Jim Glickenhaus saw an opportunity there: challenging Diess to pit the VW ID.4 Norra against the SCG Boot with fuel cells.
This is not the first time Glickenhaus calls a bluff. He also defied Elon Musk to take the Tesla Cybertruck to the 2023 Baja 1000 to try to beat the SGG Boot. His argument is respectable: if cars with battery packs are so superior, it should not be difficult to top his fuel cell vehicle in the competition.
The ID.4 that competed at the Norra Mexican 1000 had to charge between stages with a portable biofuel-powered generator connected to a 50 kW flat charger. It was also towed between stages in which the generator was not available, charging thanks to its regenerative braking. Volkswagen did not say what powered the cars that pulled the ID.4.
In competitions, refuelling with hydrogen or swapping the battery pack – as Kyle Seggelin did with his converted 1986 Toyota 4Runner – is an obvious advantage. It may also be helpful for people that have to travel long distances and have little time to spare at charging stations.
These are good examples that sticking with a single solution will not work for all cases. The argument that BEVs are more efficient than hydrogen only applies to the conventional vehicles with fuel cells automakers insist on presenting, such as the Toyota Mirai and the Hyundai Nexo.
Riversimple made a lightweight vehicle with fuel cells that could achieve 300 MPGe: its first prototype.

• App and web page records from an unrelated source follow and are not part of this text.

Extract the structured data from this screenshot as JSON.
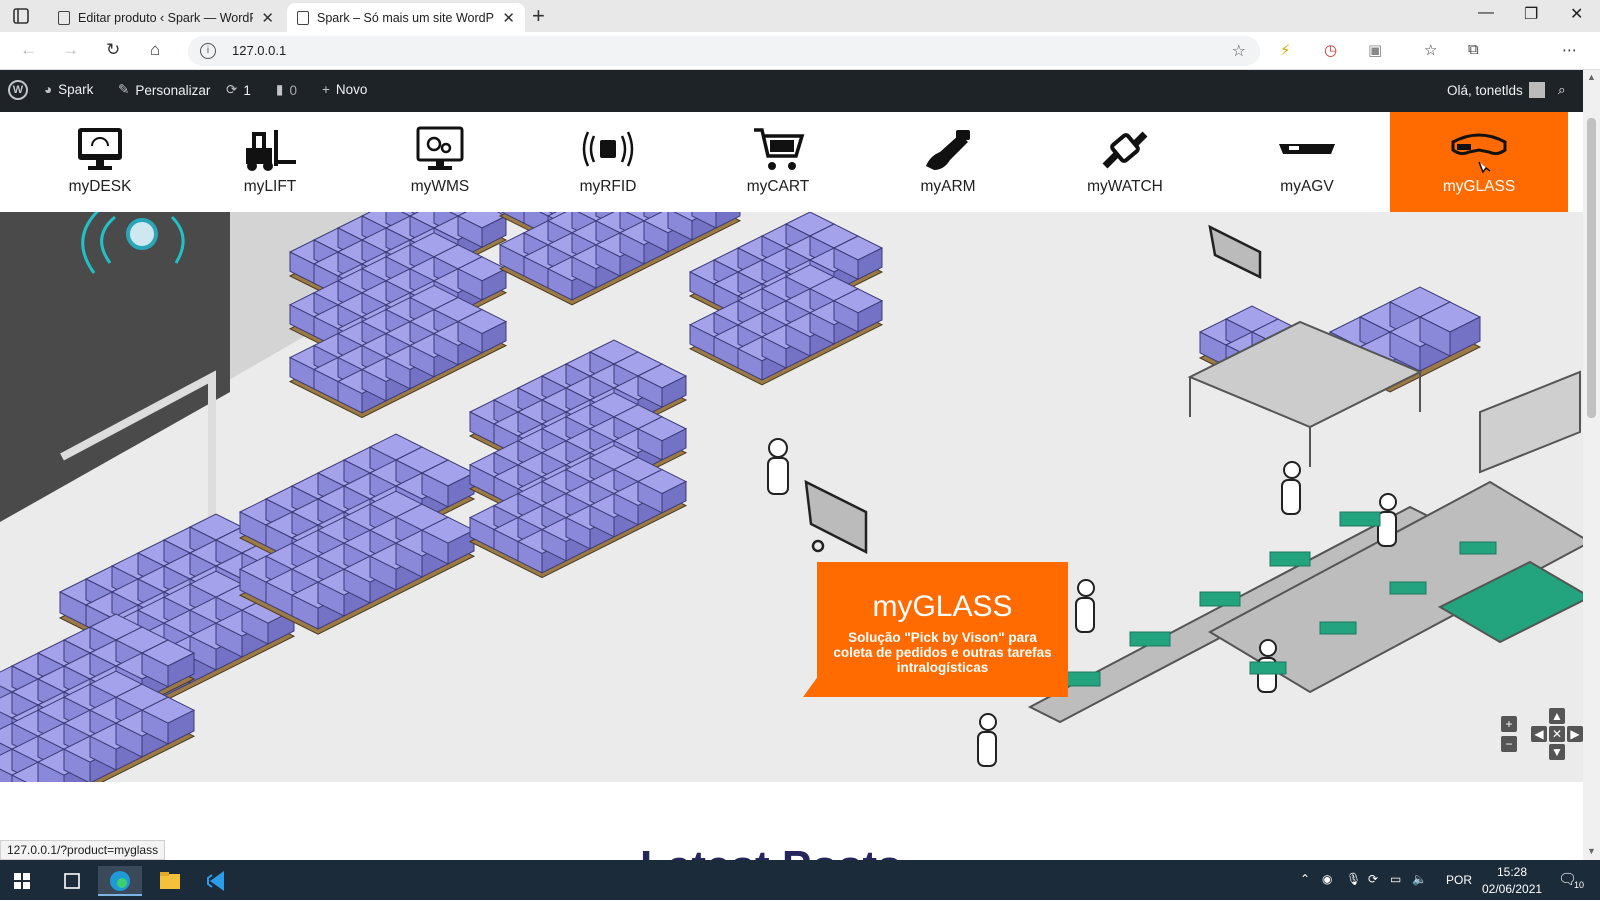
{
  "browser": {
    "tabs": [
      {
        "title": "Editar produto ‹ Spark — WordPress"
      },
      {
        "title": "Spark – Só mais um site WordPress"
      }
    ],
    "url": "127.0.0.1"
  },
  "wpbar": {
    "site": "Spark",
    "customize": "Personalizar",
    "updates": "1",
    "comments": "0",
    "new": "Novo",
    "greeting": "Olá, tonetlds"
  },
  "products": [
    {
      "label": "myDESK",
      "icon": "monitor-icon"
    },
    {
      "label": "myLIFT",
      "icon": "forklift-icon"
    },
    {
      "label": "myWMS",
      "icon": "wms-screen-icon"
    },
    {
      "label": "myRFID",
      "icon": "rfid-icon"
    },
    {
      "label": "myCART",
      "icon": "cart-icon"
    },
    {
      "label": "myARM",
      "icon": "arm-icon"
    },
    {
      "label": "myWATCH",
      "icon": "watch-icon"
    },
    {
      "label": "myAGV",
      "icon": "agv-icon"
    },
    {
      "label": "myGLASS",
      "icon": "glass-icon",
      "active": true
    }
  ],
  "callout": {
    "title": "myGLASS",
    "text": "Solução \"Pick by Vison\" para coleta de pedidos e outras tarefas intralogísticas"
  },
  "map_controls": {
    "zoom_in": "+",
    "zoom_out": "−"
  },
  "below": {
    "heading": "Latest Posts"
  },
  "status_url": "127.0.0.1/?product=myglass",
  "taskbar": {
    "lang": "POR",
    "time": "15:28",
    "date": "02/06/2021",
    "notifications": "10"
  },
  "colors": {
    "accent": "#ff6b00",
    "wpbar": "#1d2327",
    "box": "#8a88d8",
    "heading": "#26265a"
  }
}
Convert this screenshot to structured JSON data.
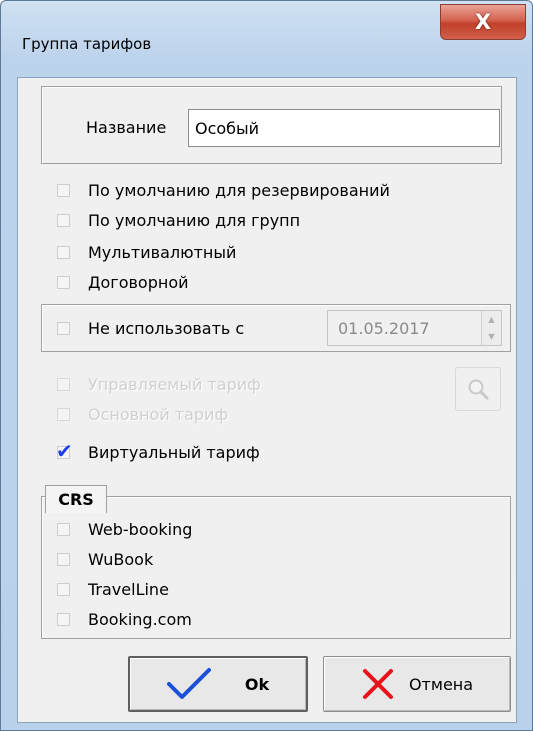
{
  "window": {
    "title": "Группа тарифов",
    "close_label": "X"
  },
  "name_field": {
    "label": "Название",
    "value": "Особый"
  },
  "options": [
    {
      "label": "По умолчанию для резервирований",
      "checked": false,
      "enabled": true
    },
    {
      "label": "По умолчанию для групп",
      "checked": false,
      "enabled": true
    },
    {
      "label": "Мультивалютный",
      "checked": false,
      "enabled": true
    },
    {
      "label": "Договорной",
      "checked": false,
      "enabled": true
    }
  ],
  "not_use_since": {
    "label": "Не использовать с",
    "checked": false,
    "date": "01.05.2017"
  },
  "tariff_options": [
    {
      "label": "Управляемый тариф",
      "checked": false,
      "enabled": false
    },
    {
      "label": "Основной тариф",
      "checked": false,
      "enabled": false
    },
    {
      "label": "Виртуальный тариф",
      "checked": true,
      "enabled": true
    }
  ],
  "crs": {
    "label": "CRS",
    "items": [
      {
        "label": "Web-booking",
        "checked": false
      },
      {
        "label": "WuBook",
        "checked": false
      },
      {
        "label": "TravelLine",
        "checked": false
      },
      {
        "label": "Booking.com",
        "checked": false
      }
    ]
  },
  "buttons": {
    "ok_label": "Ok",
    "cancel_label": "Отмена"
  },
  "colors": {
    "check": "#1b3ef0",
    "cancel_x": "#e8141a",
    "ok_check": "#1a4fd8"
  }
}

The Rasa – the company's production vehicle – gets “only” 200 MPGe. According to EPA, the most efficient car for sale in the US today is the Tesla Model 3 Standard Range Plus, with 142 MPGe. Being heavier, the Long Range gets only 134 MPGe. We’re waiting for the Lucid Air or the Mercedes-Benz EQS to present their numbers. Although they’ll be better than Tesla’s, we doubt they will reach 200 MPGe.
We’re also waiting for Diess’s reply. Glickenhaus challenged the Cybertruck for the 2023 Baja 1000, but he said the SCG Boot could meet the ID.4 “Norra” in the 2022 edition, which means the fuel cell pickup truck will be ready next year, waiting for anyone to prove they can be any better. Again, we’re waiting.